VKP: First, I want to thank GrayHaven Comics, Andrew Goletz, Marc Lombardi, and last, but certainly not least, our editor, Glenn Matchett, for the opportunity to bring Aura to life. The anti-bullying anthology, You Are Not Alone 2, will be available later this month for purchase on GrayHaven’s website. There are some great short stories in the anthology, including those from Glenn Matchett, Chip Reece (Metaphase), and many others. Please do check it out!
I also want to thank the brilliant Aaron Sechrist (OkPants) for designing the Aura logo, and of course, many, many thanks to the amazingly talented Marguerite Sauvage, whose name I’m sure will become familiar to comics fans in coming years.

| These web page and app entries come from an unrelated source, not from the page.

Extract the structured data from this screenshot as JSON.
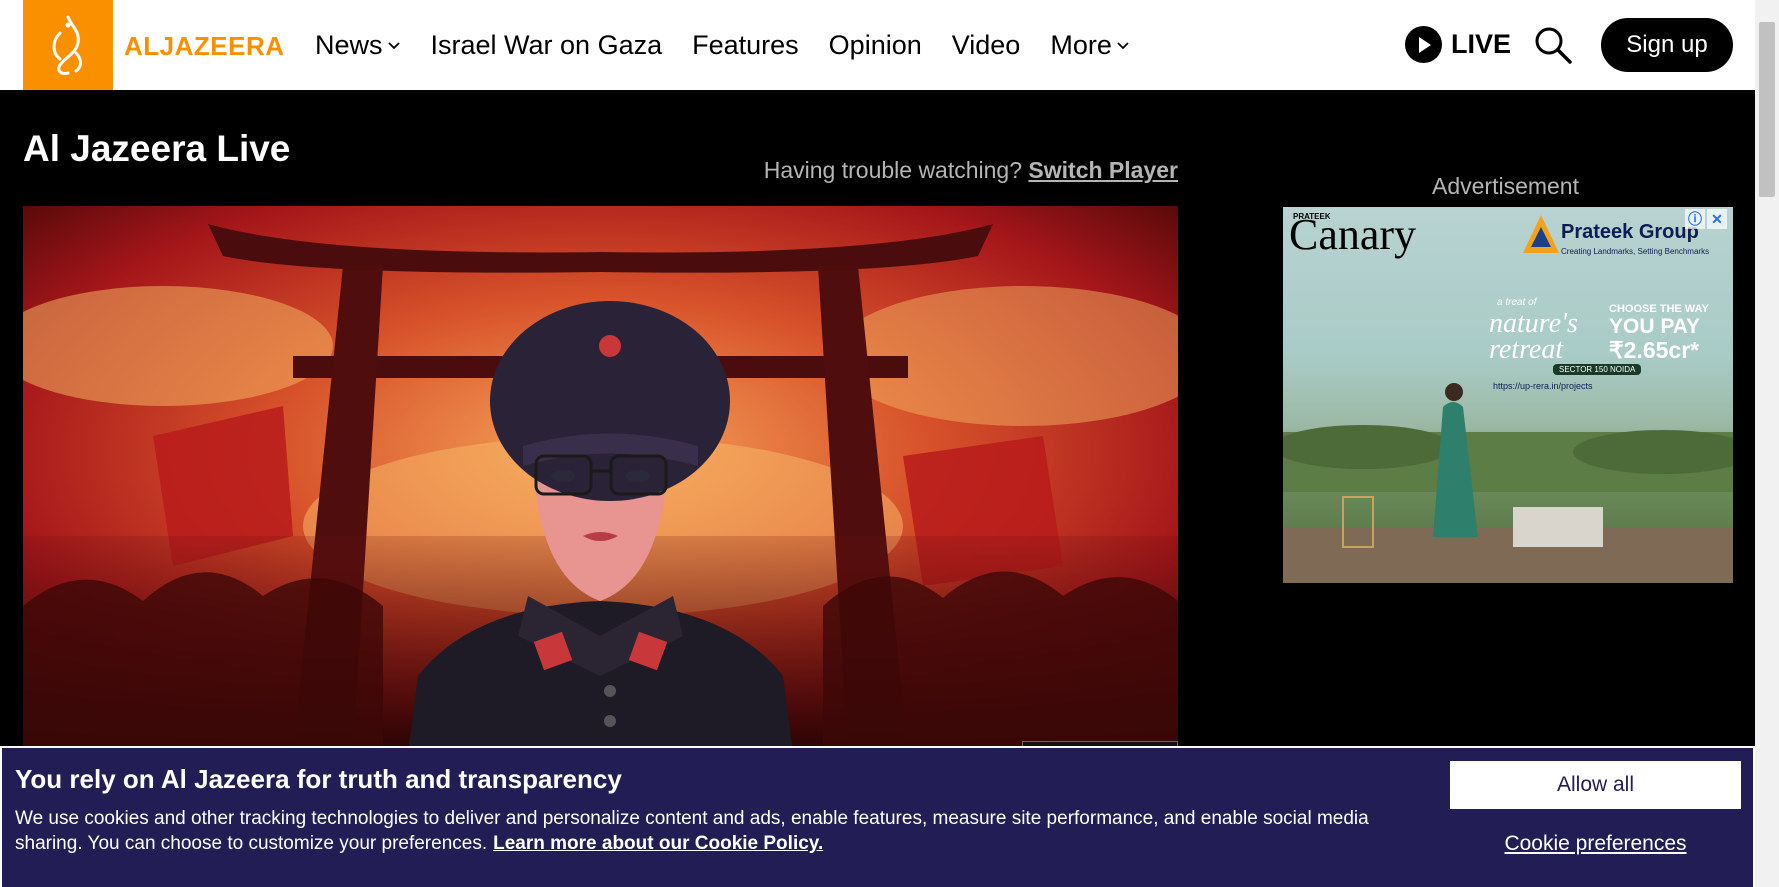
{
  "header": {
    "logo_text": "ALJAZEERA",
    "nav": [
      {
        "label": "News",
        "dropdown": true
      },
      {
        "label": "Israel War on Gaza",
        "dropdown": false
      },
      {
        "label": "Features",
        "dropdown": false
      },
      {
        "label": "Opinion",
        "dropdown": false
      },
      {
        "label": "Video",
        "dropdown": false
      },
      {
        "label": "More",
        "dropdown": true
      }
    ],
    "live_label": "LIVE",
    "signup_label": "Sign up",
    "brand_color": "#fa9000"
  },
  "main": {
    "title": "Al Jazeera Live",
    "trouble_text": "Having trouble watching?",
    "switch_player_label": "Switch Player"
  },
  "advertisement": {
    "label": "Advertisement",
    "brand_small": "PRATEEK",
    "brand": "Canary",
    "group": "Prateek Group",
    "group_tagline": "Creating Landmarks, Setting Benchmarks",
    "headline": "nature's retreat",
    "headline_prefix": "a treat of",
    "pay_line1": "CHOOSE THE WAY",
    "pay_line2": "YOU PAY",
    "price": "₹2.65cr*",
    "sector": "SECTOR 150 NOIDA",
    "url": "https://up-rera.in/projects"
  },
  "cookie": {
    "title": "You rely on Al Jazeera for truth and transparency",
    "text": "We use cookies and other tracking technologies to deliver and personalize content and ads, enable features, measure site performance, and enable social media sharing. You can choose to customize your preferences.",
    "policy_link": "Learn more about our Cookie Policy.",
    "allow_all": "Allow all",
    "preferences": "Cookie preferences",
    "background_color": "#221d54"
  }
}
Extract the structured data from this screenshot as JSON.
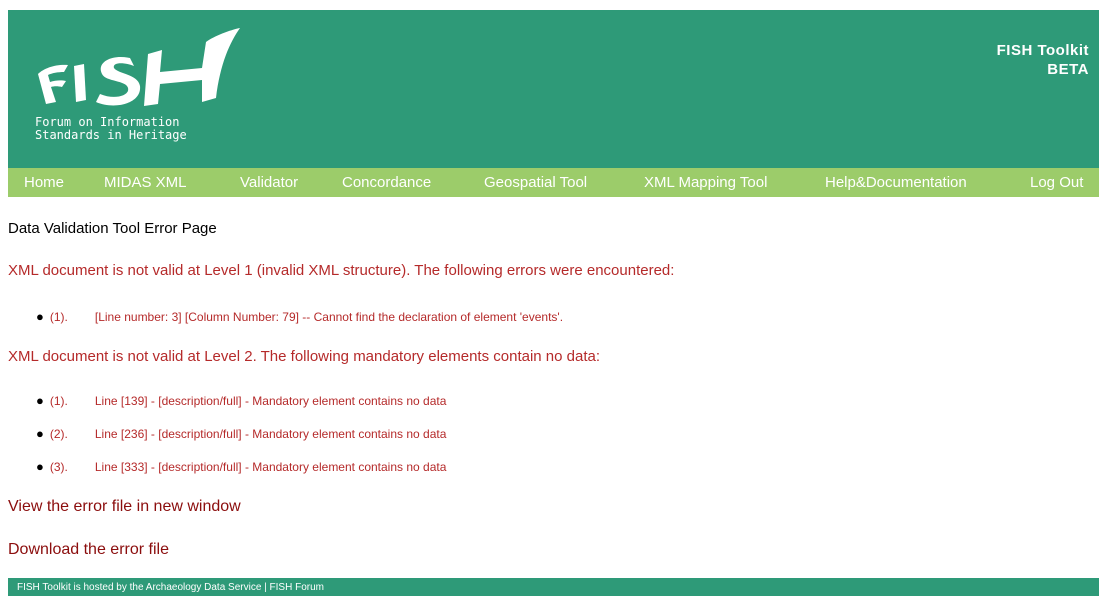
{
  "header": {
    "logo_text": "FISH",
    "logo_subtitle": [
      "Forum on Information",
      "Standards in Heritage"
    ],
    "toolkit_title": "FISH Toolkit",
    "toolkit_badge": "BETA"
  },
  "nav": {
    "items": [
      {
        "label": "Home"
      },
      {
        "label": "MIDAS XML"
      },
      {
        "label": "Validator"
      },
      {
        "label": "Concordance"
      },
      {
        "label": "Geospatial Tool"
      },
      {
        "label": "XML Mapping Tool"
      },
      {
        "label": "Help&Documentation"
      },
      {
        "label": "Log Out"
      }
    ]
  },
  "main": {
    "page_title": "Data Validation Tool Error Page",
    "level1": {
      "heading": "XML document is not valid at Level 1 (invalid XML structure). The following errors were encountered:",
      "errors": [
        {
          "num": "(1).",
          "text": "[Line number: 3] [Column Number: 79] -- Cannot find the declaration of element 'events'."
        }
      ]
    },
    "level2": {
      "heading": "XML document is not valid at Level 2. The following mandatory elements contain no data:",
      "errors": [
        {
          "num": "(1).",
          "text": "Line [139] - [description/full] - Mandatory element contains no data"
        },
        {
          "num": "(2).",
          "text": "Line [236] - [description/full] - Mandatory element contains no data"
        },
        {
          "num": "(3).",
          "text": "Line [333] - [description/full] - Mandatory element contains no data"
        }
      ]
    },
    "view_link": "View the error file in new window",
    "download_link": "Download the error file"
  },
  "footer": {
    "text": "FISH Toolkit is hosted by the Archaeology Data Service | FISH Forum"
  },
  "colors": {
    "header_bg": "#2e9a78",
    "nav_bg": "#9ccc6a",
    "error_red": "#b52a2a",
    "link_dark_red": "#8b0d0d"
  }
}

As far as future plans go, I’d like to make Aura as accessible as possible. I’m currently exploring the possibility of making a full-color, digital version of Aura available for download. Also, Marguerite has expressed an interest in collaborating with me on an Aura mini-series, so we’ll soon be working on a pitch for that. Making comics is fun stuff!
Finally, thanks to Bleeding Cool and Nikolai Fomich for your interest in Aura!
NF: You’re welcome Vasilis!
Follow Dr. Vasilis Pozios and his fellow members of Broadcast Thought @BTdocs
Nikolai Fomich is a college teacher and writer in Philadelphia. Follow him @brokenquiver